You know the general rule that all mothers adhere to? The one that goes something like this: If you cannot see your child, and she is being particularly, unusually quiet, it probably means she's doing something that she's not supposed to.
However, there is a little something that I call the Great Trade-Off. This is when you know that they're up to something that you might not want them to do...say, emptying out your Tupperware cabinet, or pulling all of your socks out of your drawer...but since it's nothing life-threatening and you know it will only take you a few seconds to clean it up later, you let them continue. All to buy yourself a few uninterrupted minutes.
Please tell me you've done this. At least once in your life.
Case in point:
Savannah had a box of regular Crayola crayons that she got when she was about a year and a half. A few weeks later they were all either lost or snapped in half. The perfectionist in me cannot stand broken crayons so I would toss them (that was before I found out I could do this with them...cool!).

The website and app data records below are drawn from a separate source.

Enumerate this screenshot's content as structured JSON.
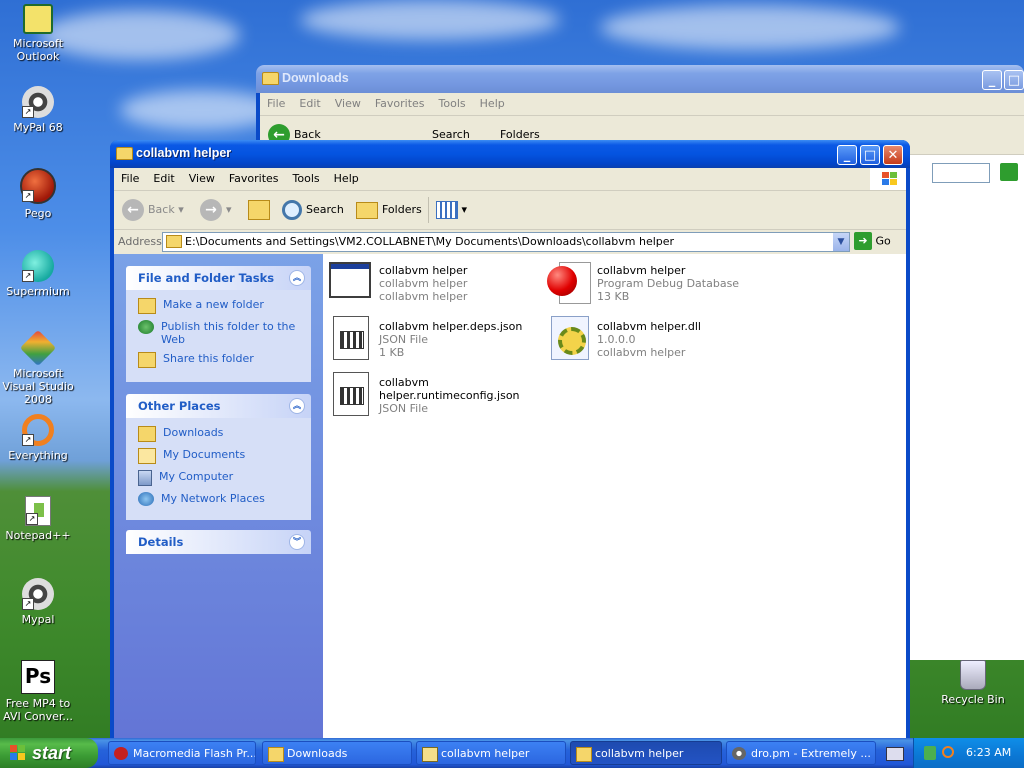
{
  "desktop": {
    "icons": [
      {
        "label": "Microsoft Outlook"
      },
      {
        "label": "MyPal 68"
      },
      {
        "label": "Pego"
      },
      {
        "label": "Supermium"
      },
      {
        "label": "Microsoft Visual Studio 2008"
      },
      {
        "label": "Everything"
      },
      {
        "label": "Notepad++"
      },
      {
        "label": "Mypal"
      },
      {
        "label": "Free MP4 to AVI Conver..."
      },
      {
        "label": "Recycle Bin"
      }
    ]
  },
  "back_window": {
    "title": "Downloads",
    "menu": [
      "File",
      "Edit",
      "View",
      "Favorites",
      "Tools",
      "Help"
    ],
    "toolbar": {
      "back": "Back",
      "search": "Search",
      "folders": "Folders"
    }
  },
  "window": {
    "title": "collabvm helper",
    "menu": [
      "File",
      "Edit",
      "View",
      "Favorites",
      "Tools",
      "Help"
    ],
    "toolbar": {
      "back": "Back",
      "search": "Search",
      "folders": "Folders"
    },
    "address": {
      "label": "Address",
      "value": "E:\\Documents and Settings\\VM2.COLLABNET\\My Documents\\Downloads\\collabvm helper",
      "go": "Go"
    },
    "tasks": {
      "file_folder_tasks": {
        "title": "File and Folder Tasks",
        "links": [
          "Make a new folder",
          "Publish this folder to the Web",
          "Share this folder"
        ]
      },
      "other_places": {
        "title": "Other Places",
        "links": [
          "Downloads",
          "My Documents",
          "My Computer",
          "My Network Places"
        ]
      },
      "details": {
        "title": "Details"
      }
    },
    "files": [
      {
        "name": "collabvm helper",
        "line2": "collabvm helper",
        "line3": "collabvm helper",
        "icon": "application-icon"
      },
      {
        "name": "collabvm helper",
        "line2": "Program Debug Database",
        "line3": "13 KB",
        "icon": "pdb-icon"
      },
      {
        "name": "collabvm helper.deps.json",
        "line2": "JSON File",
        "line3": "1 KB",
        "icon": "json-file-icon"
      },
      {
        "name": "collabvm helper.dll",
        "line2": "1.0.0.0",
        "line3": "collabvm helper",
        "icon": "dll-icon"
      },
      {
        "name": "collabvm",
        "name2": "helper.runtimeconfig.json",
        "line2": "JSON File",
        "icon": "json-file-icon"
      }
    ]
  },
  "taskbar": {
    "start": "start",
    "items": [
      {
        "label": "Macromedia Flash Pr..."
      },
      {
        "label": "Downloads"
      },
      {
        "label": "collabvm helper"
      },
      {
        "label": "collabvm helper"
      },
      {
        "label": "dro.pm - Extremely ..."
      }
    ],
    "clock": "6:23 AM"
  }
}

Just before Christmas, I ran across a big box of self-sharpening crayons. Each one was encased in a plastic tube, and you just had to turn the bottom to wind it up. Perfect! I figured these were the answer to the breaking-of-the crayon problem, so I snatched them up. Brilliant, right? Surely she could not do any damage to these, because after all, they were made of plastic. Practically impervious.
A few weeks ago, we sat in the living room, getting our evening fix of Wheel of Fortune. This is probably very, very uncool to admit that we watch it every evening. But we do. It is our Family Show, and we get excited about it. Even Savannah gets in on the fun, calling out the letters as they come up.
So. About half through, Savannah wandered behind the couch where her crayons and coloring books are kept. And she was being extremely quiet.
I asked her what she was doing, and she said, "Counting, Mama! One, two, three, four..." Ok. Back to the show. The thing was, I knew she was up to something other than just coloring and counting. But...the Great Trade-Off had commenced.
Later on, I walked by her coloring station, and saw this:
She had methodically taken each crayon apart, rendering them completely useless. The plastic case, the crayon part, the white wind-up thing. All sitting in piles. She couldn't snap these crayons in half, but she sure could wreak havoc on them nonetheless.
So much for my brilliance. And that impervious plastic.
Tonight I was cleaning up the kitchen, and I realized I hadn't seen her in about 10 minutes. I asked Ricardo where she was, and he said she was playing in her room. Quietly.
Once, again, cue the Great Trade-Off.
And also once again, I was in for this little treat:
I keep the pink basket full of hair accessories on her dresser, where she can't reach them. Or rather, where she couldn't reach them before she realized she could utilize that box underneath her dresser as a handy little step-stool.
What is so fascinating about dismantling things? She now has a few barrettes that have been stripped of their fancy little flowers. And she isn't satisfied with just emptying the basket...no. She has to take every single barrette (and there are a lot of them, trust me) off of the paper holder and mix them up.
But no matter that it took me 10 minutes to separate all of the barrettes and match up every single ponytail holder according to color.
At least I got the kitchen cleaned up. And that's what I call a good trade.